1 year, 7 months ago on Walking the Walk: The Challenge of Marketing Your Own Marketing Business
AP at least gives you flexibility in the case cited above, unlike the unrelenting Oxford comma. Plus a good writer in this situation should probably call out to readers that Stalin and JFK are working the pole in this story and phrase the line this way: "We invited the strippers: JFK and Stalin."That's AP Style, BTW.
1 year, 9 months ago on In Which I Cave to Oxford Comma Pressure
AshlynBrewer You're missing the same point Google is: What's the hook for the average consumer? Yes, Google Plus has cool bells and whistles (Circles, Hangouts) for the average person. But is that enough to draw broad interest. The answer so far is no. What is Google going to do to change that? The other thing to remember is that the cool bells and whistles are easy for competitors to copy. Facebook and Twitter segmentation will probably improve considerably in 2012, if consumers even care. And while Google Hangouts are cool (particularly the Google Docs link), I'd be willing to bet Microsoft offers a similar feature in their next iteration of Office, which features much richer and widely used business tools. Google+ is looking a lot more like Groupon these days than a Facebook killer. (Let's not forget that Google tried to buy Groupon for a billion dollars last year. I'm not sure they'll ever get what really works in social business.)
2 years, 1 month ago on "Google+ for Business: How Google's Social Network Changes Everything," By Chris Brogan - WIN THE BOOK
AshlynBrewer Pinterest doesn't have a billion dollar company, and it's taking off while G+ still doesn't have the traction, understanding or interest (pardon the pun) with the public. They've made a case on why the product benefits Google. Why should people trade leisure time they're spending on Facebook, Twitter, watching TV, etc. to interact with brands on G+? Other than: "We're Google!" they haven't made much of a case.
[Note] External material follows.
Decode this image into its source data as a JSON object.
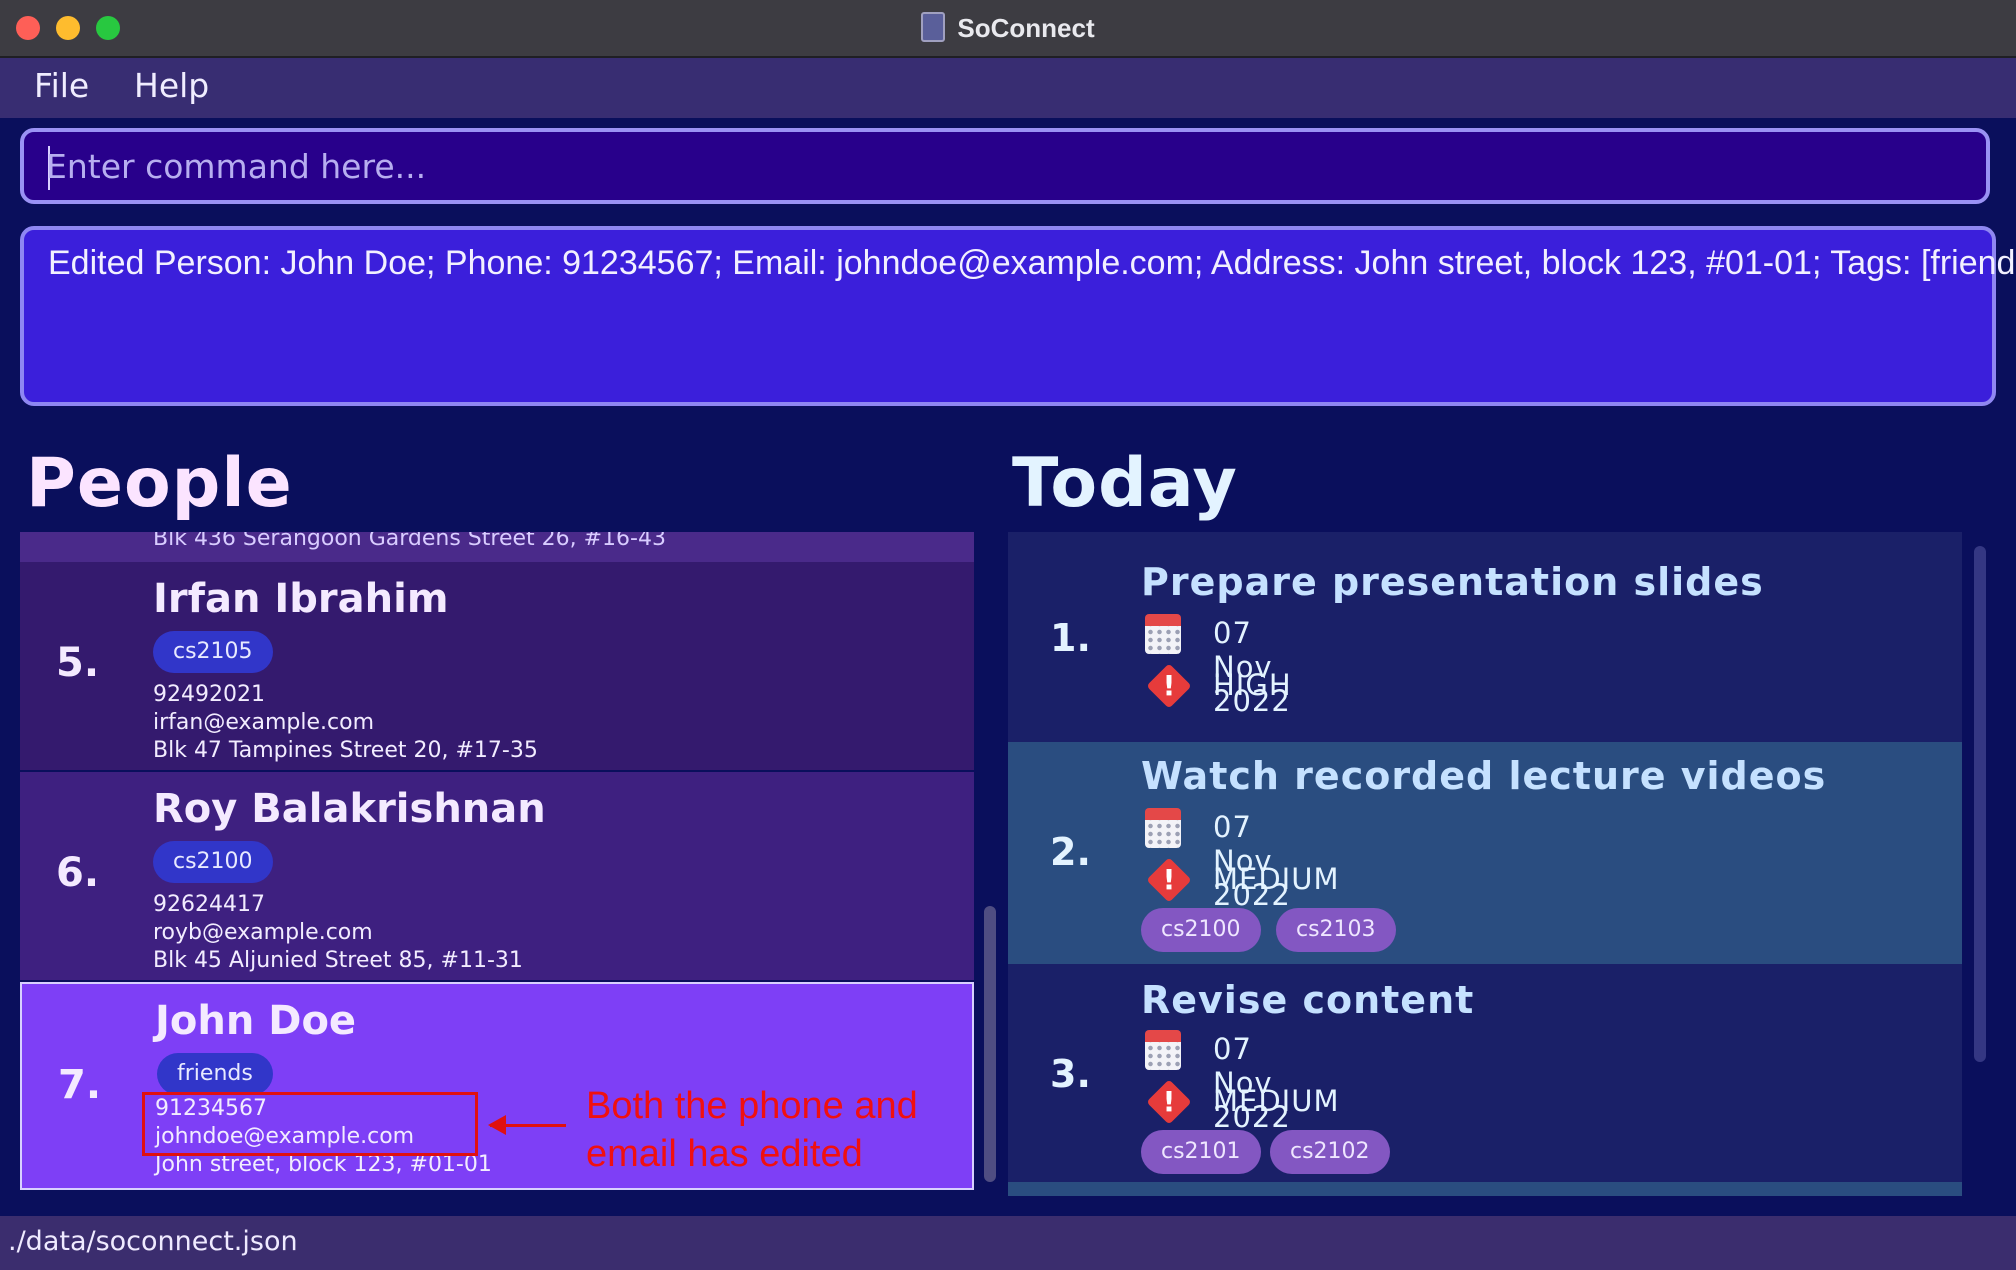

If people don't come there and use the G+ tools, it doesn't matter. This could just as easily blow up in their face as it could be a resounding success.
I may be in the minority, but I think Google Plus may not succeed. Google has done a great job of integrating Plus into all of their platforms, but I'm not sure advertising publicly as the Google alternative to Facebook is the way to get people to use it. What's the benefit to consumers? We know that if people use it, it will make Google search results more rich for Google. But why does the average consumer care. Pintrest has taken off because it's provides a service that consumers value. What's that value to the average user. My mom and wife love Pintrest. I can't talk about Google Plus for more than five minutes before they fall asleep.
Great post, Jay (and very timely for our discussion at Standing). When we've been discussing our blog/website revamp, we haven't considered the retention aspect nearly enough. I have a feeling this post (and the insightful comments from your readers) will be required reading for the agency during the next couple months. cc: ashlynbrewer .
2 years, 1 month ago on The Only 4 Reasons Agencies Should Care About Their Own Content Marketing